Today was even weirder than usual. I was sitting on the front porch at our ranch this morning, having a cup of coffee and reading one of the oral history interviews that were done in the wake of the Masterson Crisis in 1969. Near the end of the interview, the subject made reference to a letter that I had never heard of before. From his description of the contents I knew that if it still existed, it would shed pretty strong light on some important matters.
Well, I just could not sit still. I had a decent idea of where to look for the letter so I threw my stuff into a bag, got in the car and took off for Houston. I had to talk myself out of a richly deserved speeding ticket in Wallis and I got a nail in my back right tire somewhere along the way. But I eventually straggled in to the Woodson, a little disheveled in ranch clothes and a ball cap. (No one blinked, by the way.)
And I found it! It was buried among some not-especially-interesting mimeographed flyers and college newsletters that were put out by students during the crisis.
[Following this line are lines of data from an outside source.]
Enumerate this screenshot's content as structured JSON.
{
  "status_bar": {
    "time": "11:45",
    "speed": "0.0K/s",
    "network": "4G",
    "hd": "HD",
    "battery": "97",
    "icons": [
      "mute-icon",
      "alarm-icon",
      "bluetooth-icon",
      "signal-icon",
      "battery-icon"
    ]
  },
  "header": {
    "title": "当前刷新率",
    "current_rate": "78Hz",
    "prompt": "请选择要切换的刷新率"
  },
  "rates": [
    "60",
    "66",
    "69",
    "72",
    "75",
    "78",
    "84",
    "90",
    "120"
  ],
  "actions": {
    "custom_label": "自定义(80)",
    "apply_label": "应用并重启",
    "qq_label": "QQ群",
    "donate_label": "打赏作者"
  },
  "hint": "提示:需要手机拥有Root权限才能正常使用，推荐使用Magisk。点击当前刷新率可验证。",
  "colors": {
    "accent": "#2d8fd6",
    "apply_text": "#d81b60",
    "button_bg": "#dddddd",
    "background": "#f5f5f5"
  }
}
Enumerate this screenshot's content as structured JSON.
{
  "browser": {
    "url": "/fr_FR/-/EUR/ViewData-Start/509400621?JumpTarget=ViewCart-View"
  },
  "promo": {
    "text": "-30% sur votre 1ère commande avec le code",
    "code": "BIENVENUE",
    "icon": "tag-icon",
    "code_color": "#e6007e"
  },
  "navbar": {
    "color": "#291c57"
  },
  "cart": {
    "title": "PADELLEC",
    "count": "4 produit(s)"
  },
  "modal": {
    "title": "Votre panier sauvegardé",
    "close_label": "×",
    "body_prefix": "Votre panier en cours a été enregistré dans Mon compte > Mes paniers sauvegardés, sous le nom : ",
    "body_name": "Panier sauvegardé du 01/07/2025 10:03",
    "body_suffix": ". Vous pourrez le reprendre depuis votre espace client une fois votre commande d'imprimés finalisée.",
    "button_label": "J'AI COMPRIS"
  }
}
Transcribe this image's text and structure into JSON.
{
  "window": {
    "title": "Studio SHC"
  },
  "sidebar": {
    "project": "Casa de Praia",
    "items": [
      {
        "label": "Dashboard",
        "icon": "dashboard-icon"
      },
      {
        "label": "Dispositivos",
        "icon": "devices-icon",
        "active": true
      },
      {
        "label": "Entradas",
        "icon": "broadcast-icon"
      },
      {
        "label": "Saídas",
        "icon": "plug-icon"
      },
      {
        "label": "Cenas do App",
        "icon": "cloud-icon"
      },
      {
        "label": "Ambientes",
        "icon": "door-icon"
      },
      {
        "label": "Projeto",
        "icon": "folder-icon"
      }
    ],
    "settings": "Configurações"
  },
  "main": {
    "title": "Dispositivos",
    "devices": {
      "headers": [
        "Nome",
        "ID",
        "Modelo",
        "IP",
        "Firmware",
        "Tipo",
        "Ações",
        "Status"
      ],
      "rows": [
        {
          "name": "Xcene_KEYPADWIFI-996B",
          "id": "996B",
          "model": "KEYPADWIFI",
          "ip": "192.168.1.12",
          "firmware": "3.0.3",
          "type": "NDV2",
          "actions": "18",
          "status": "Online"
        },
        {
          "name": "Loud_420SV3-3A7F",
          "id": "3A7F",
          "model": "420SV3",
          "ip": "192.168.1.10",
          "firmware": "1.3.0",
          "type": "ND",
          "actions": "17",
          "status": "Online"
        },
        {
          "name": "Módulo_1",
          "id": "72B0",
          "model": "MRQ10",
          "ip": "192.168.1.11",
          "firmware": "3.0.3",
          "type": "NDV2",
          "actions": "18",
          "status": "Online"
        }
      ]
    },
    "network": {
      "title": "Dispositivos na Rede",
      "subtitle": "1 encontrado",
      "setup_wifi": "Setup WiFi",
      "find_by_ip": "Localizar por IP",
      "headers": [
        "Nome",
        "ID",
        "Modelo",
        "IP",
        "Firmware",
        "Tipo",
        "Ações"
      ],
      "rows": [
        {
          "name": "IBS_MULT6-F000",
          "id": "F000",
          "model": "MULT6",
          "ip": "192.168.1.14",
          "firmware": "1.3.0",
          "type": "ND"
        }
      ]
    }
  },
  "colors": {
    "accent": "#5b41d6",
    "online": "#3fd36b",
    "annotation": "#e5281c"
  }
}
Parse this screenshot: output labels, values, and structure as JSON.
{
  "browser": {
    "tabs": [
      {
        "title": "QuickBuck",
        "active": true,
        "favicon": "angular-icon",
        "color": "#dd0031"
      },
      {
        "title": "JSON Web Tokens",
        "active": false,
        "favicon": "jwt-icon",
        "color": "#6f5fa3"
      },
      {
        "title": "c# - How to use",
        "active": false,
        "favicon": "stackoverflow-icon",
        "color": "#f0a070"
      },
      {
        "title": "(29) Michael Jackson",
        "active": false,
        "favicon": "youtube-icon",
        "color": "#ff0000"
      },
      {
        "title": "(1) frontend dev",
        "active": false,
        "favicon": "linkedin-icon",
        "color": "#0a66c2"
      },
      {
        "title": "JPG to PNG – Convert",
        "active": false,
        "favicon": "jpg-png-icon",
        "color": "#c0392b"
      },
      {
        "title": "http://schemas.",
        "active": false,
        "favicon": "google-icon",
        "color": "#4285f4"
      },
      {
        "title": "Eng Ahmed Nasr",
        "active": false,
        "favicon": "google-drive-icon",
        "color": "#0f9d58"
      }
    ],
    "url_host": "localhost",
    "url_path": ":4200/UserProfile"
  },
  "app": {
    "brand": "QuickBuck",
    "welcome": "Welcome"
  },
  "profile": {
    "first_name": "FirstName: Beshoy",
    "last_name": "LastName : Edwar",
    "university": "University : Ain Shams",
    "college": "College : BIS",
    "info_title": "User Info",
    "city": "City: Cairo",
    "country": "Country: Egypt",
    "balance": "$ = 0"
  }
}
Now I have to sit and think about it for a while.
So, what am I telling you here? I’m telling you that I’m exhausted and I don’t have anything intelligent to say this evening. So I’m just going to put up an interesting picture that I don’t quite understand. Here it is:
This has to have been taken from East Hall, right? Or Baker Commons? 1915ish.
This would have been taken from the cloisters that ran between Baker Commons and East Hall before Baker Commons was lengthened so that it abutted East Hall at one corner. Early photos of the two buildings show a gap between them, with the cloisters providing a covered walkway between them. I don’t know when Baker Commons was lengthened, but you’ve posted at least one photo from 1950 that shows it had occured by then.
What and when was “Baker’s Commons”?
I lived in West Hall (Baker, I believe), in 1953-55. We had NO commons, except see below, for anything, at that time.
We dined at Mrs. Hardy’s exquisite East Hall then.
By the way, Brad Thompson ’55, and I were the resident ‘docs’ in training at the Health Service (? proper name) that existed in West Hall during those years. There was a nurse in attendance week days, and 2 M.D.s alternating sick call some mornings, but I can’t remember how frequently; one was Hugh Welsh, father of my classmate Hugh Welsh of ’56.
The Health Service occupied the bottom floor of the south end of West Hall. There was even a sick ward (about 4 beds as I recall). I don’t remember ever having any females in the sick ward, and don’t know where they might have been treated. Brad and I lived in a room on the second floor above the Health Service, using the Common Bathroom for the entire floor. [Now, that was common!]
Well, now that I wrote my above reply, I can see and read James Medford’s material about Baker Commons.
James, now you have me wondering about whether I lived in Baker Hall, at all.
“And I hope you’re satisfied, you rascal you.”
West Hall became part of Hanszen College in 1957. The Health Service continued to occupy that same location for a few more decades. East Hall became part of Baker College in 1957, and the Commons (the old dining hall) became Baker Commons.
I was at Berkeley polishing on my dissertation in ’69; so I don’t know what the “Masterson Crisis in 1969” was about. Can someone expand a bit on that topic?
The board rather abruptly appointed William Masterson president without having consulted with faculty and students, even though they had asked the faculty to form an advisory committee. Masterson was a Rice alum, the first master of Hanszen, and had taught and served here for many years before he left in ’66 to be president of the University of Chattanooga. For many reasons this was an extremely unpopular choice. The combination of that unpopularity and the total lack of consultation led to a revolt. Masterson resigned four days after his appointment was announced.
Actually, one of my favorite posts of yours. It shows the determination and passion (and exhaustion) when searching for a deeper understanding of events. (It also shows how an offhand reference can point someone to an item that was right under their nose).
Thanks very much, David. I appreciate your kind words more than I can tell you.